Seattle preparing for RG3 challenge
Griffin keeps defenses off guard with his versatility
Originally published January 5, 2013 at 12:26 a.m., updated January 5, 2013 at 12:26 a.m.
RENTON -- The Seattle Seahawks were more than familiar with the face of the Washington Redskins' franchise.
After all, Robert Griffin III can be seen nearly any time of day on television hawking cars or sports drinks or athletic gear. Preparing for Sunday's wild-card showdown at FedEx Field in Landover, Md., the Seahawks have spent the past several days in the film room trying to familiarize themselves with the arm and legs of the Redskins' talented rookie quarterback, too.
"He has all of those commercials for a reason," Seattle Coach Pete Carroll said.
There is no sure-fire blueprint yet, no defensive recipe that might neutralize both Griffin's passing, and running abilities.
Seattle's defensive coordinator, Gus Bradley, has been studying film and he learned quickly what every other defensive coach who has faced the Redskins this season picked up on: It could be a no-win situation.
Defenses cannot give Griffin too much time in the pocket, but they also cannot allow him to scramble around the end.
"He has a chance to run when you bring a lot of pressure, and he can find things, and when he extends the plays," Bradley said. "That's when he had some of his big plays. We have to pick and choose our times when to do it."
The general plan for Washington foes has called for speed along the edges to contain Griffin in the pocket. But defenses must also put ample pressure on the quarterback because he's such a sharp passer.
The Seahawks, which gave up the fewest points in the NFL this season (15.3 a game), have encountered similar foes this season and have found some success defending the read-option.
The most mobile quarterback the Seahawks have faced this season was Carolina's Cam Newton in October. Seattle won the game 16-12 and forced Newton into perhaps his most ineffective outing of the year. Newton finished 12 of 29 passing for 141 yards. Newton was the Panthers' leading rusher, but he carried the ball just seven times for 42 yards, losing a fumble.
The Seahawks also faced San Francisco and Colin Kaepernick on Dec. 23, defeating the 49ers 42-13. Kaepernick's passer rating of 72.0 was the worst of his seven starts this season, and the team spent most of the day trying to dig itself out of a hole. (Kaepernick was 19 of 36 for 244 yards, one touchdown and one interception. On the ground, he had 31 yards on seven carries.)
"It is different, though," Bradley said. "Everybody has their own tweak on the option. ... San Francisco has their own style, Carolina has their own style, and Washington definitely has their own style with theirs."

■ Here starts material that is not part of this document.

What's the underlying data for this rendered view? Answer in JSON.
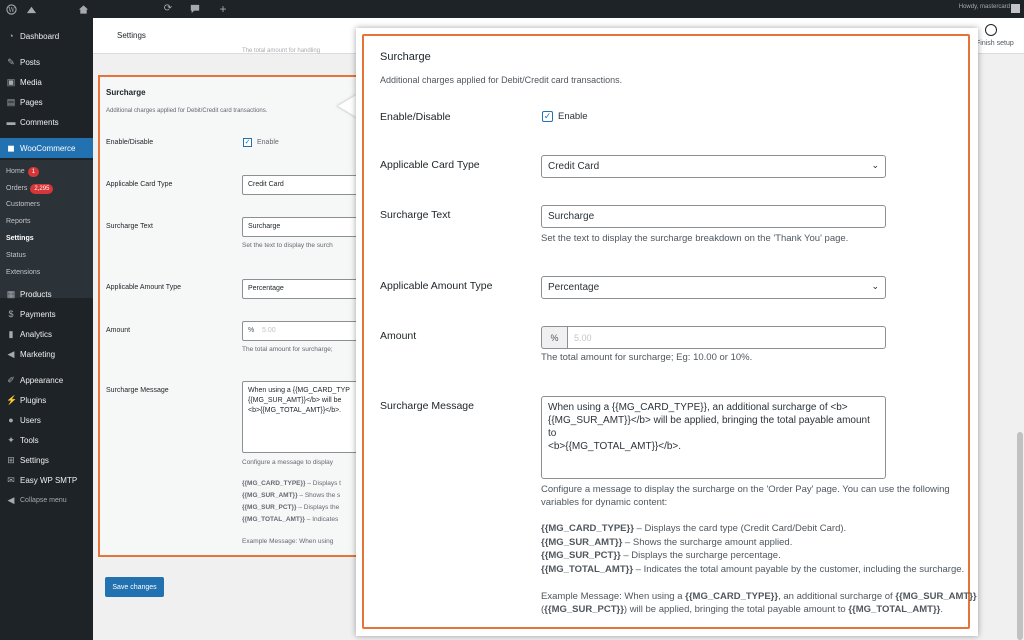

Against Newton, the Seahawks leaned heavily on their big cornerbacks, Richard Sherman and especially Brandon Browner to help control the edges.
But Seattle players say the corners might not play as big a role defending the run Sunday, which means the Seahawks could be counting on a strong safety Kam Chancellor and rookie middle linebacker Bobby Wagner.

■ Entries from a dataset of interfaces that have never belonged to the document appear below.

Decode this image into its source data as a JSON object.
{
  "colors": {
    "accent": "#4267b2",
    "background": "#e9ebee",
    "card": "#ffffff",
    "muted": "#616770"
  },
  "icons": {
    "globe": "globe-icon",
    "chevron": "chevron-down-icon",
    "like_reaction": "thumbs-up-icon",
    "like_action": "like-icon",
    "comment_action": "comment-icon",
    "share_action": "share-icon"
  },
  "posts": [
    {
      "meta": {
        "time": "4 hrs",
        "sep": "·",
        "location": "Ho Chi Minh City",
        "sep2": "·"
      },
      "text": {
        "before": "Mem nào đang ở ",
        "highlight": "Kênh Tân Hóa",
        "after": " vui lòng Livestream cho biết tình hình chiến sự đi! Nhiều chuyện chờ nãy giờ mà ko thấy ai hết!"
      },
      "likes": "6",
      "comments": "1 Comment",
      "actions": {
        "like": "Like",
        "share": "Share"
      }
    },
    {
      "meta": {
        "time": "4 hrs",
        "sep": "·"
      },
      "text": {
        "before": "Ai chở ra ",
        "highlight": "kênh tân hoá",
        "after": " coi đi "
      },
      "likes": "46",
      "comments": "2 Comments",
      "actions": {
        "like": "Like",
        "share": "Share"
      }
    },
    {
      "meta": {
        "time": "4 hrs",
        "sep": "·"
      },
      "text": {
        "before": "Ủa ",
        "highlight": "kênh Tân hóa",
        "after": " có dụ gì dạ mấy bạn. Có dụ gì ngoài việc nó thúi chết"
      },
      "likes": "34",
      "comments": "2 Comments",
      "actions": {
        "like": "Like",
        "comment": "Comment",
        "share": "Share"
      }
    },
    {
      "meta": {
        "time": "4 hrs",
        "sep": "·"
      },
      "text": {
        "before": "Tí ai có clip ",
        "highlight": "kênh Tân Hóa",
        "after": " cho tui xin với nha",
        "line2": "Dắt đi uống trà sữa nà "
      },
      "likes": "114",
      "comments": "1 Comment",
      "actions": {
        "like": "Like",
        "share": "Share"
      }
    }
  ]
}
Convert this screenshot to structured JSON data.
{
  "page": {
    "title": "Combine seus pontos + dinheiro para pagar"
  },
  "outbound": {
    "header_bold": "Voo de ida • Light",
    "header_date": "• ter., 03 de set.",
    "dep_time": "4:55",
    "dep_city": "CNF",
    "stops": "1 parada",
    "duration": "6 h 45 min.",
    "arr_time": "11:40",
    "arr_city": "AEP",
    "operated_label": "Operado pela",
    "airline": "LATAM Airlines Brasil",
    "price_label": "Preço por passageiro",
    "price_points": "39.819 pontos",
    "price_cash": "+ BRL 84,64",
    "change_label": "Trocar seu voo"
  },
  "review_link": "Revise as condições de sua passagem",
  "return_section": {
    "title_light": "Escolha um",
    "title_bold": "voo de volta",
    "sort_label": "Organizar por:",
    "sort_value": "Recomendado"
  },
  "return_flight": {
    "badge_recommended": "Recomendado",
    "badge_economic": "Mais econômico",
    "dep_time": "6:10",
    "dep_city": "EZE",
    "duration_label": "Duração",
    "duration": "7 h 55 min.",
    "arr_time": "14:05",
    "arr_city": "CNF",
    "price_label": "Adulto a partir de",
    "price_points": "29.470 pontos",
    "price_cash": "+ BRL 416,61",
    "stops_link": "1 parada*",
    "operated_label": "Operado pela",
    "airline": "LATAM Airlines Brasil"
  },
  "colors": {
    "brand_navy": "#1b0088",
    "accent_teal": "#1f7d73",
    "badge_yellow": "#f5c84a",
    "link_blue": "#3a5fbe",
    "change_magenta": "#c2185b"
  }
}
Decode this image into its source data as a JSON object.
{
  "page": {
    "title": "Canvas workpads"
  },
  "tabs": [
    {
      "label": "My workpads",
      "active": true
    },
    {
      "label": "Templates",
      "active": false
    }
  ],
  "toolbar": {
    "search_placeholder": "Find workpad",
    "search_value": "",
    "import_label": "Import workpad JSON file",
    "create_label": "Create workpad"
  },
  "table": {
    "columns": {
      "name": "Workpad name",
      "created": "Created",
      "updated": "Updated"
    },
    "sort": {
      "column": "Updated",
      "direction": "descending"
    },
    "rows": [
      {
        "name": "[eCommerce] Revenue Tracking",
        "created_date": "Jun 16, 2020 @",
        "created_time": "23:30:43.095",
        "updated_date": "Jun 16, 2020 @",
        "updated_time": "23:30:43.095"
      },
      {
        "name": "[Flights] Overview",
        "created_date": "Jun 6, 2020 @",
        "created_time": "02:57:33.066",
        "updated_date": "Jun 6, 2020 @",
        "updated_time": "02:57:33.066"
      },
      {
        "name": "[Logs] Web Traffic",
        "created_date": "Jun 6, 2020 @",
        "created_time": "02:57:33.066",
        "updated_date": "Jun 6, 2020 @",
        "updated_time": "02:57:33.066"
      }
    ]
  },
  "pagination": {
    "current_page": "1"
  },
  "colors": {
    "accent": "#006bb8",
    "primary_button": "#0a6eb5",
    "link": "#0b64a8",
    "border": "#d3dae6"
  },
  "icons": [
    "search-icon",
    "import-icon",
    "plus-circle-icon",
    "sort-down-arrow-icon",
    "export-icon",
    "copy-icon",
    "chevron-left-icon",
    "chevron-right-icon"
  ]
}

"He'll attack the perimeter," Bradley said of Griffin, "but a lot of the plays are more inside, attacking our inside coverage guys, deep developing routes. They do take a lot of shots, so that's where Brandon and Sherman really have to play well."
A lot, too, could depend on just how mobile Griffin appears Sunday. He has not shown the same burst of speed since injuring his knee last month.
"Even now coming back from injury, he's still playing well and still executing great game plans," Carroll said. "He's just an amazing player, and he has extraordinary accuracy."
Of the 31 NFL passers with at least 270 pass attempts this season, Griffin has thrown the fewest interceptions (5). Sherman is the Seahawks' top cornerback and was tied for second in the league this season (eight) and will try to add to that total Sunday.
"He takes some risks," the second-year cornerback said. "He throws the ball up. He's got a strong arm. They run a lot of play-action."
Griffin's nine completions last week against Dallas were his fewest in a game this season. His completion percentage (50 percent) was also a season-worst, and it was just the fourth time this season Griffin failed to throw at least one touchdown pass.
In the team's 3-6 start, Griffin topped 200 yards in six games. Since then, during the Redskins' seven-game winning streak, Griffin has thrown for more than 200 yards only twice. In that time, though, Washington has become more versatile and finished the season with the league's top-ranked rushing attack.
"It's kind of pick your poison with what you focus on," Bradley said. "They're just very talented, and the stats show it."
The Seahawks finished the season with the league's fourth-ranked defense, allowing just 306.2 yards a game, solid against both the run and pass.
On Sunday, coaches know if they focus too much on Griffin, the Redskins can always put the ball on the ground. Alfred Morris ran for 1,613 yards as a rookie, just 23 yards more than Seattle's Marshawn Lynch.
"He's very much like the running backs that Mike has had all of those years in Denver," Carroll said. "Guys didn't know about him, and the guy has elevated and rose to the occasion, and became a great player for them."